> [TASK STATEMENT] Each record should be returned exactly as it is written.

***** GIVEN DATA

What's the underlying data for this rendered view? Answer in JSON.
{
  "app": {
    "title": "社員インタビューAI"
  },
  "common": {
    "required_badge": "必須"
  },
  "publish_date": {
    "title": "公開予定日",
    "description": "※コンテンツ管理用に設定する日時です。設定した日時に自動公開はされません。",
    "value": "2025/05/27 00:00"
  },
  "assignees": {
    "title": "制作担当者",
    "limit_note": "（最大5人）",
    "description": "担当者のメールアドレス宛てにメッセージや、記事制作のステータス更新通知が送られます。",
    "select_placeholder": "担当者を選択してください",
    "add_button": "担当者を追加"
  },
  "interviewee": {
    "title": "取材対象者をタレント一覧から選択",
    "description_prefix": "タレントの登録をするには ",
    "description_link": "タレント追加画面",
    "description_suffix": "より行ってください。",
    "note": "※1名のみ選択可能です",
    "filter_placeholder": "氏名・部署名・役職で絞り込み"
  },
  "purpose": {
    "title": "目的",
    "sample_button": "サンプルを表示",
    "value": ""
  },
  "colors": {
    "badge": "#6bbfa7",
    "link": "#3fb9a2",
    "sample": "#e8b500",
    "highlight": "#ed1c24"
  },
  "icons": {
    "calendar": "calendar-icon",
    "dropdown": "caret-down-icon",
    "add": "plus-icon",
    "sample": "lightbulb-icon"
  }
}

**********

> [OUTPUT BELOW]
What's the underlying data for this rendered view? Answer in JSON.
{
  "app": {
    "title": "社員インタビューAI"
  },
  "common": {
    "required_badge": "必須"
  },
  "publish_date": {
    "title": "公開予定日",
    "description": "※コンテンツ管理用に設定する日時です。設定した日時に自動公開はされません。",
    "value": "2025/05/27 00:00"
  },
  "assignees": {
    "title": "制作担当者",
    "limit_note": "（最大5人）",
    "description": "担当者のメールアドレス宛てにメッセージや、記事制作のステータス更新通知が送られます。",
    "select_placeholder": "担当者を選択してください",
    "add_button": "担当者を追加"
  },
  "interviewee": {
    "title": "取材対象者をタレント一覧から選択",
    "description_prefix": "タレントの登録をするには ",
    "description_link": "タレント追加画面",
    "description_suffix": "より行ってください。",
    "note": "※1名のみ選択可能です",
    "filter_placeholder": "氏名・部署名・役職で絞り込み"
  },
  "purpose": {
    "title": "目的",
    "sample_button": "サンプルを表示",
    "value": ""
  },
  "colors": {
    "badge": "#6bbfa7",
    "link": "#3fb9a2",
    "sample": "#e8b500",
    "highlight": "#ed1c24"
  },
  "icons": {
    "calendar": "calendar-icon",
    "dropdown": "caret-down-icon",
    "add": "plus-icon",
    "sample": "lightbulb-icon"
  }
}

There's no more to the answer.